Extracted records
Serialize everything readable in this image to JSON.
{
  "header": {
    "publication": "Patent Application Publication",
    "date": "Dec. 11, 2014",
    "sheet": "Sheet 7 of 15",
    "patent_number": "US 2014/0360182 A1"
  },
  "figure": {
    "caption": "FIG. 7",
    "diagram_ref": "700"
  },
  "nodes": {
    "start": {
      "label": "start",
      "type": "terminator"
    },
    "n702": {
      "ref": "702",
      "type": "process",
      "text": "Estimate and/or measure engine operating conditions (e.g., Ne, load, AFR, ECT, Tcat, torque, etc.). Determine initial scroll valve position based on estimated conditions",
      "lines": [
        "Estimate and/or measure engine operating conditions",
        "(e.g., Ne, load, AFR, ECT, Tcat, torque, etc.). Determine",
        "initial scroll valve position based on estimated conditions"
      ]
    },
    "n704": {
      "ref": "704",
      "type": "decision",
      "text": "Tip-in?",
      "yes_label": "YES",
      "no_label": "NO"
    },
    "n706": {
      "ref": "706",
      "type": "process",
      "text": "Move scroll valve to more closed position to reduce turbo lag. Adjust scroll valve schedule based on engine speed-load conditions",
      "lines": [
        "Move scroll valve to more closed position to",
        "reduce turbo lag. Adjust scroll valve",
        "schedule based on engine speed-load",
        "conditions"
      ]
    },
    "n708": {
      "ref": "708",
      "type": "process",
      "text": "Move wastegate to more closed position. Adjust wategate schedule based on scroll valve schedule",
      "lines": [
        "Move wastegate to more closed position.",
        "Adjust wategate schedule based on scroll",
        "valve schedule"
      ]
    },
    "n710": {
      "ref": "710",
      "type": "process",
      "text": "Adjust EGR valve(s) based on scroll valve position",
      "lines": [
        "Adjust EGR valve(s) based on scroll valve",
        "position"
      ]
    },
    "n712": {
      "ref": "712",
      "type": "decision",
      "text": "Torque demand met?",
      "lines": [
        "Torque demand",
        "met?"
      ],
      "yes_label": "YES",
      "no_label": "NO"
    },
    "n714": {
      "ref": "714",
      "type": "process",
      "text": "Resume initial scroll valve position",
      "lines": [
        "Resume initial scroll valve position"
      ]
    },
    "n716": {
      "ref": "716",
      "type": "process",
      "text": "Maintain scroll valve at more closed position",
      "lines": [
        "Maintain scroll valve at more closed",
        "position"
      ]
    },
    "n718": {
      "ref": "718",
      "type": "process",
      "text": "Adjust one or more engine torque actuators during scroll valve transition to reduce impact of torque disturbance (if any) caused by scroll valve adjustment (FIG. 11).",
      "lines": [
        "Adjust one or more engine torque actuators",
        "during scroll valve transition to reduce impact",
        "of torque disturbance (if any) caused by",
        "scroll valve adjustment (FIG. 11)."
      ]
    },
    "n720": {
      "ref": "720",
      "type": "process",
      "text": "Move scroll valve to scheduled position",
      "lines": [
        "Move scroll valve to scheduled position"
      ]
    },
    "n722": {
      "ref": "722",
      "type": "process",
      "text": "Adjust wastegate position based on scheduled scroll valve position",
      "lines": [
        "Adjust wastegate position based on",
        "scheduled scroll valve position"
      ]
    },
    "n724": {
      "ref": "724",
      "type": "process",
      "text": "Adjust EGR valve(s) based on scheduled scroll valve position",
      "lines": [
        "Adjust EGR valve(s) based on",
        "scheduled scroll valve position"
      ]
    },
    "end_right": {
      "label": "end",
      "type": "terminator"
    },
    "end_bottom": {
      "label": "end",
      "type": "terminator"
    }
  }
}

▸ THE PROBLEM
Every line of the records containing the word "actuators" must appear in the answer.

▸ SOLUTION
      "text": "Adjust one or more engine torque actuators during scroll valve transition to reduce impact of torque disturbance (if any) caused by scroll valve adjustment (FIG. 11).",
        "Adjust one or more engine torque actuators",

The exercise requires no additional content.